◆ INSTRUCTIONS TO FOLLOW:
Go through the records and copy each line where the string "circle" occurs.

◆ Dataset rows for apps and sites:
Content starts

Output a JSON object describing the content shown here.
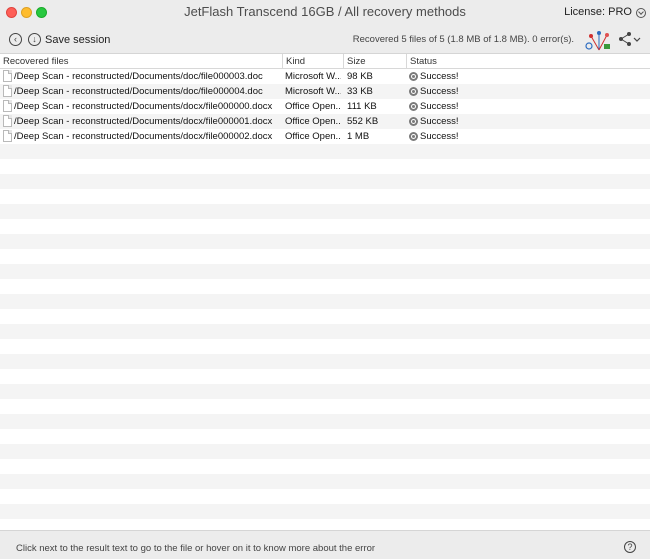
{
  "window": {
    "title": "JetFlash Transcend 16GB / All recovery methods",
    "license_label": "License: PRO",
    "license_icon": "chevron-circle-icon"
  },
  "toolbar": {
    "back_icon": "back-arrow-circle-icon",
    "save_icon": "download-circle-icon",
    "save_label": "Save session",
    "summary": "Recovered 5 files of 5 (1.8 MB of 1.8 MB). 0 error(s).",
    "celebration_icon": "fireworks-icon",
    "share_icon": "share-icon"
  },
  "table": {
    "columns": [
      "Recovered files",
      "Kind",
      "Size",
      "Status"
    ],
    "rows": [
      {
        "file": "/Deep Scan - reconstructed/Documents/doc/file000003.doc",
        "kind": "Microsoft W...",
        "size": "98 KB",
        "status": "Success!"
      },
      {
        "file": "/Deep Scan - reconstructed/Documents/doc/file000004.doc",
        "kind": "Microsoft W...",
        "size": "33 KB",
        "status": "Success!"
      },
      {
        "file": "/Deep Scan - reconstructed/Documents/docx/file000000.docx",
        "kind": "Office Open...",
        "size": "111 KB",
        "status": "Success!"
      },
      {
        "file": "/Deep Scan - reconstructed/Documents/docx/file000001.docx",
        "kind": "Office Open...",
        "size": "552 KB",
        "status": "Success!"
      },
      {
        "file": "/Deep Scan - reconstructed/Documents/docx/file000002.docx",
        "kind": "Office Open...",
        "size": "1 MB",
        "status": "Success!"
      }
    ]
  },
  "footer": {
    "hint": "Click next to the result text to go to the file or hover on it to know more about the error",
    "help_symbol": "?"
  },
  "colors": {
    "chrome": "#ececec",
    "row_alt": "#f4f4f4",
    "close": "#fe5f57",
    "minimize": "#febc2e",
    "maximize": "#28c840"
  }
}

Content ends
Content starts

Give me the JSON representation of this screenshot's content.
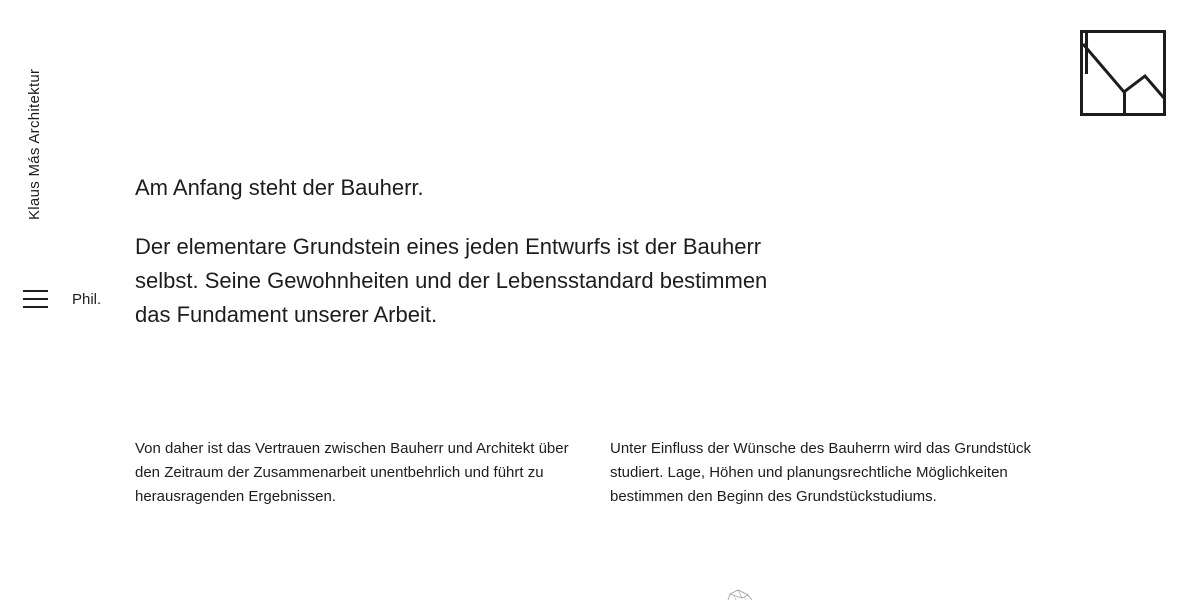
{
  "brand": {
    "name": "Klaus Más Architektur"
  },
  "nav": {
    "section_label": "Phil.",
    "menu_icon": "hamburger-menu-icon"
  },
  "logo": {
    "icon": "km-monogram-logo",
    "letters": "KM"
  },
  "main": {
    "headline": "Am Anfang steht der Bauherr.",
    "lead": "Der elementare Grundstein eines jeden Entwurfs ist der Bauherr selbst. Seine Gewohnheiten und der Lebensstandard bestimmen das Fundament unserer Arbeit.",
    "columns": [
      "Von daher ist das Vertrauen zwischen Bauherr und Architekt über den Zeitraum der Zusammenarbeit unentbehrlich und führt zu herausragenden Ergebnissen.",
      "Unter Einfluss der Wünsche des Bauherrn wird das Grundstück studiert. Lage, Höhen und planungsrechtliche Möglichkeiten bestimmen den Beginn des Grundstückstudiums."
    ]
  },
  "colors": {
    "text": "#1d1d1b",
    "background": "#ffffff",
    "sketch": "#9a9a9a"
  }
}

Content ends

◆ WORKED SOLUTION:
    "license_icon": "chevron-circle-icon"
    "back_icon": "back-arrow-circle-icon",
    "save_icon": "download-circle-icon",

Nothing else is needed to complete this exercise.